A cousin of mine with five kids under seven has been without a job since May. My mom sprang into action last night, making calls, bundling checks from each of her seven kids.
I think the scholars I admire at the Center for Positive Organizational Scholarship at the Ross School of Business at the University of Michigan would call Mom a great example of “positive deviance!”
This recession sucks. There’s enough sadness, anger, and fear to point about a million fingers. But it also affords a lot of chances for humanity to emerge, too, and for positive deviance. Is there a wise tradition that denies this?
- Zen says all of life is suffering. And ego makes it so, or at least prolongs it. Suffering can lead us to true presence for the first time.

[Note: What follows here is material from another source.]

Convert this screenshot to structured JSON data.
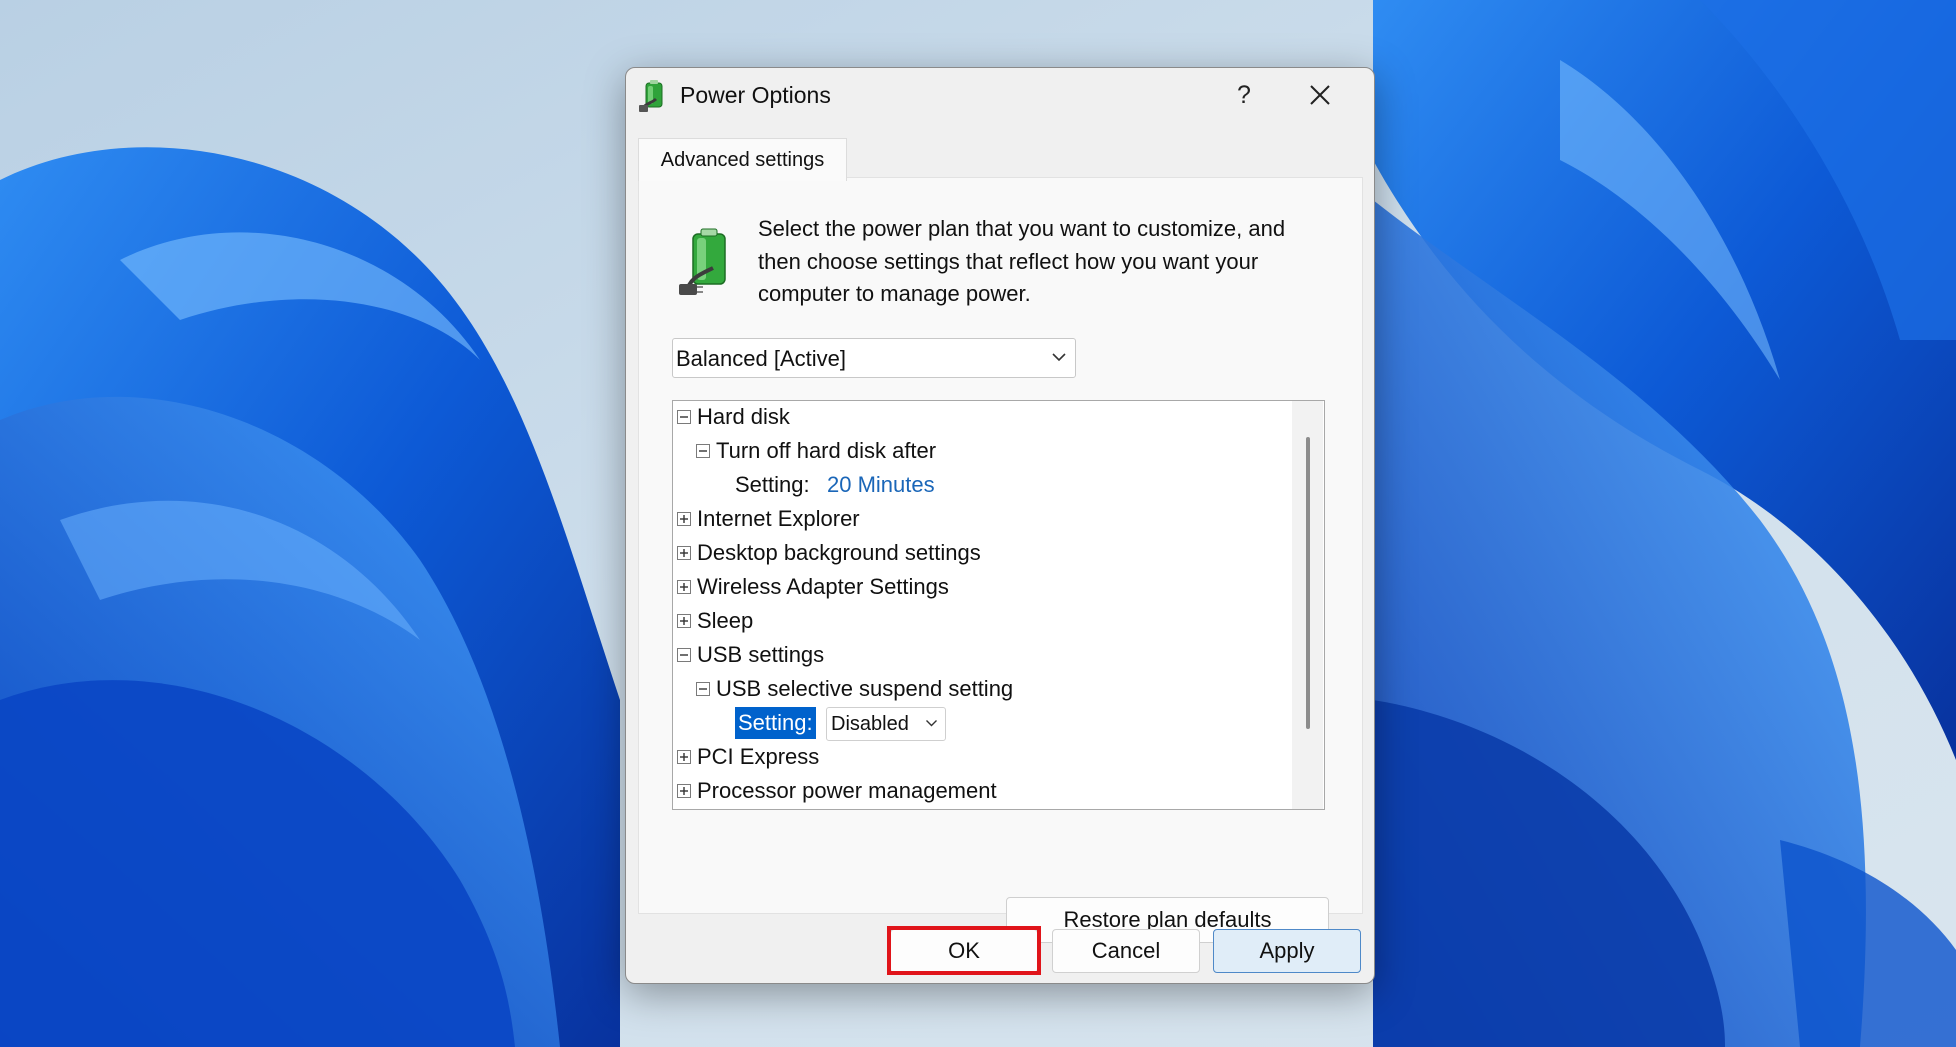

- Jesus says, “If a man would gain his life, he must lose it,” and “blessed are the poor in spirit.”
- A Mormon scholar writes: “It may well be that only those who undergo suffering can fully empathize with the suffering soul. Only those who go down into the depths of humility with a broken heart and a contrite spirit can fully understand the Master and the path he trod. Therefore, in times of suffering perhaps it is faith we need, rather than rational understanding. Perhaps our prayers should be for strength to bear up under the burden rather than to have the burden removed. (See Mosiah 24:13–15.) Perhaps the road we may have to tread through suffering leads ultimately to important discoveries of the soul.”*
- A Muslim Fatwa speaks to suffering, offering multiple explanations, including that “Allah allows some people to suffer in order to test their patience and steadfastness.” This explanation also offers a point other religions sometimes miss. “Allah sometimes allows some people to suffer to test others, how they react to them. When you see a person who is sick, poor and needy, then you are tested by Allah. Allah is there with that suffering person to test your charity and your faith.” (emphasis added)
- Job offers an amazing example of faith in challenge (as well as plenty of examples of how to be a rotten friend)
Kouzes and Posner say it in leadership jargon: “only challenge produces the opportunity for greatness.” I’ve been thinking that only challenge produces the opportunity for authenticity. If you don’t bump against something big, don’t get your edges shaved off, don’t test yourself, how will you know who you are, what you’re really made of? And if you’re not challenged by others’ suffering, who are you really?
We’re not just solitary soldiers. Part of what we’re made of is the family and community that surrounds and defines us. So, amidst the anger, impatience, and fear, I lift up my cousin in struggle and my Mom’s positive deviance. Mom shows a wonderful example of how challenge offers an opportunity for compassion and action…
To lead with your best self
*Arthur Bassett, “What the Scriptures Saying about Suffering?” found at http://www.lds.org/ldsorg/v/index.jsp?hideNav=1&locale=0&sourceId=319fdc9c3753c010VgnVCM100000
4d82620a____&vgnextoid=2354fccf2b7db010VgnVCM1000004d82620aRCRD on November 15, 2009.
** Mufti Dr. Muzammil Siddiqi, Why Does Allah Allow Suffering and Evil in the World? Found at: http://en.allexperts.com/q/Islam-947/Islam-Explain-Suffering.htm accessed on November 15, 2009.